International Meeting for Autism Research (London, May 15-17, 2008): The Development of a Fast and Objective Tool for Identifying Early Autism

The Development of a Fast and Objective Tool for Identifying Early Autism

Friday, May 16, 2008
Champagne Terrace/Bordeaux (Novotel London West)
11:30 AM
M. D. Rutherford , Psychology, Neuroscience and Behaviour, McMaster University, Hamilton, ON, Canada
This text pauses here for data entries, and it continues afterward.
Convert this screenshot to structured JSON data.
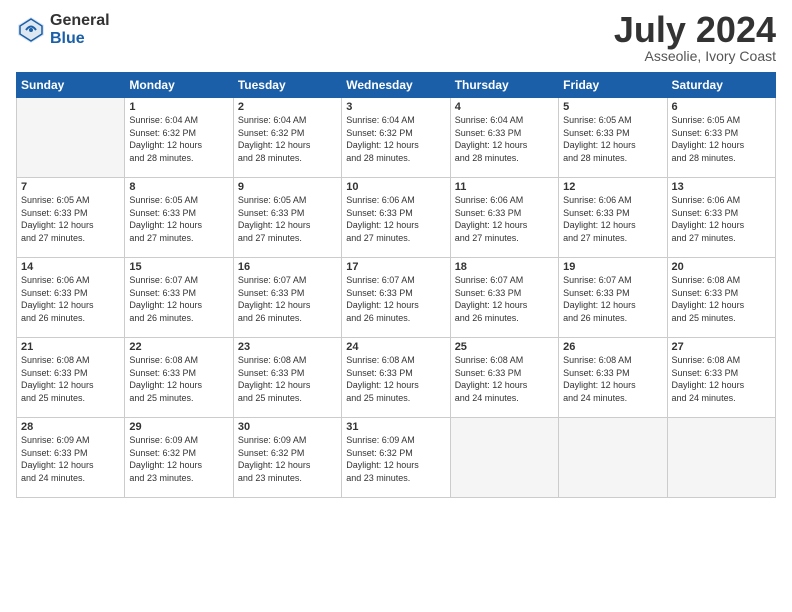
{
  "header": {
    "logo_general": "General",
    "logo_blue": "Blue",
    "month_year": "July 2024",
    "location": "Asseolie, Ivory Coast"
  },
  "days_of_week": [
    "Sunday",
    "Monday",
    "Tuesday",
    "Wednesday",
    "Thursday",
    "Friday",
    "Saturday"
  ],
  "weeks": [
    [
      {
        "day": "",
        "info": ""
      },
      {
        "day": "1",
        "info": "Sunrise: 6:04 AM\nSunset: 6:32 PM\nDaylight: 12 hours\nand 28 minutes."
      },
      {
        "day": "2",
        "info": "Sunrise: 6:04 AM\nSunset: 6:32 PM\nDaylight: 12 hours\nand 28 minutes."
      },
      {
        "day": "3",
        "info": "Sunrise: 6:04 AM\nSunset: 6:32 PM\nDaylight: 12 hours\nand 28 minutes."
      },
      {
        "day": "4",
        "info": "Sunrise: 6:04 AM\nSunset: 6:33 PM\nDaylight: 12 hours\nand 28 minutes."
      },
      {
        "day": "5",
        "info": "Sunrise: 6:05 AM\nSunset: 6:33 PM\nDaylight: 12 hours\nand 28 minutes."
      },
      {
        "day": "6",
        "info": "Sunrise: 6:05 AM\nSunset: 6:33 PM\nDaylight: 12 hours\nand 28 minutes."
      }
    ],
    [
      {
        "day": "7",
        "info": "Sunrise: 6:05 AM\nSunset: 6:33 PM\nDaylight: 12 hours\nand 27 minutes."
      },
      {
        "day": "8",
        "info": "Sunrise: 6:05 AM\nSunset: 6:33 PM\nDaylight: 12 hours\nand 27 minutes."
      },
      {
        "day": "9",
        "info": "Sunrise: 6:05 AM\nSunset: 6:33 PM\nDaylight: 12 hours\nand 27 minutes."
      },
      {
        "day": "10",
        "info": "Sunrise: 6:06 AM\nSunset: 6:33 PM\nDaylight: 12 hours\nand 27 minutes."
      },
      {
        "day": "11",
        "info": "Sunrise: 6:06 AM\nSunset: 6:33 PM\nDaylight: 12 hours\nand 27 minutes."
      },
      {
        "day": "12",
        "info": "Sunrise: 6:06 AM\nSunset: 6:33 PM\nDaylight: 12 hours\nand 27 minutes."
      },
      {
        "day": "13",
        "info": "Sunrise: 6:06 AM\nSunset: 6:33 PM\nDaylight: 12 hours\nand 27 minutes."
      }
    ],
    [
      {
        "day": "14",
        "info": "Sunrise: 6:06 AM\nSunset: 6:33 PM\nDaylight: 12 hours\nand 26 minutes."
      },
      {
        "day": "15",
        "info": "Sunrise: 6:07 AM\nSunset: 6:33 PM\nDaylight: 12 hours\nand 26 minutes."
      },
      {
        "day": "16",
        "info": "Sunrise: 6:07 AM\nSunset: 6:33 PM\nDaylight: 12 hours\nand 26 minutes."
      },
      {
        "day": "17",
        "info": "Sunrise: 6:07 AM\nSunset: 6:33 PM\nDaylight: 12 hours\nand 26 minutes."
      },
      {
        "day": "18",
        "info": "Sunrise: 6:07 AM\nSunset: 6:33 PM\nDaylight: 12 hours\nand 26 minutes."
      },
      {
        "day": "19",
        "info": "Sunrise: 6:07 AM\nSunset: 6:33 PM\nDaylight: 12 hours\nand 26 minutes."
      },
      {
        "day": "20",
        "info": "Sunrise: 6:08 AM\nSunset: 6:33 PM\nDaylight: 12 hours\nand 25 minutes."
      }
    ],
    [
      {
        "day": "21",
        "info": "Sunrise: 6:08 AM\nSunset: 6:33 PM\nDaylight: 12 hours\nand 25 minutes."
      },
      {
        "day": "22",
        "info": "Sunrise: 6:08 AM\nSunset: 6:33 PM\nDaylight: 12 hours\nand 25 minutes."
      },
      {
        "day": "23",
        "info": "Sunrise: 6:08 AM\nSunset: 6:33 PM\nDaylight: 12 hours\nand 25 minutes."
      },
      {
        "day": "24",
        "info": "Sunrise: 6:08 AM\nSunset: 6:33 PM\nDaylight: 12 hours\nand 25 minutes."
      },
      {
        "day": "25",
        "info": "Sunrise: 6:08 AM\nSunset: 6:33 PM\nDaylight: 12 hours\nand 24 minutes."
      },
      {
        "day": "26",
        "info": "Sunrise: 6:08 AM\nSunset: 6:33 PM\nDaylight: 12 hours\nand 24 minutes."
      },
      {
        "day": "27",
        "info": "Sunrise: 6:08 AM\nSunset: 6:33 PM\nDaylight: 12 hours\nand 24 minutes."
      }
    ],
    [
      {
        "day": "28",
        "info": "Sunrise: 6:09 AM\nSunset: 6:33 PM\nDaylight: 12 hours\nand 24 minutes."
      },
      {
        "day": "29",
        "info": "Sunrise: 6:09 AM\nSunset: 6:32 PM\nDaylight: 12 hours\nand 23 minutes."
      },
      {
        "day": "30",
        "info": "Sunrise: 6:09 AM\nSunset: 6:32 PM\nDaylight: 12 hours\nand 23 minutes."
      },
      {
        "day": "31",
        "info": "Sunrise: 6:09 AM\nSunset: 6:32 PM\nDaylight: 12 hours\nand 23 minutes."
      },
      {
        "day": "",
        "info": ""
      },
      {
        "day": "",
        "info": ""
      },
      {
        "day": "",
        "info": ""
      }
    ]
  ]
}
Background: There is a pressing need for early, reliable diagnostic and screening tools for autism. Currently, an autism diagnosis typically happens at the age of 3 years or 4 years, and may happen much later, but earlier diagnosis of autism is associated with an improved prognosis.  Objectives: Here I report a longitudinal study designed to measure early social perceptual and social cognitive development in children in the first year of life, based on children’s behavioral responses to faces, emotions, eye gaze, and animate motion. Methods: participants visit the lab four times in their first year, at 3 months, 6 months, 9 months and 12 months of age, in order to participate in the predictive measures. These predictive tasks involve social stimuli, all presented visually, while I measured whether participants’ eye direction was preferentially drawn to the social stimuli. Participants then return for the outcomes measure when they reach their second birthday. Infants are either siblings of children who already have an autism diagnosis, or serve as control participants. Results: A group of young infants at risk for autism can be distinguished from a control group at 6 months, at 9 months and at 12 months of age, using fast and objective measures. Conclusions: This is the youngest age at which clear evidence of autistic development has been documented in a controlled laboratory situation. This tool is designed to be objective and free from reliance on clinical judgment. The data collection took just 10 minutes (on each of four visits) and was meant to be fast and easy for participants and administrators.  By developing a fast and objective screening tool for early autism diagnosis, the goal is to create a tool that can be used widely to identify children who will later have an autism diagnosis.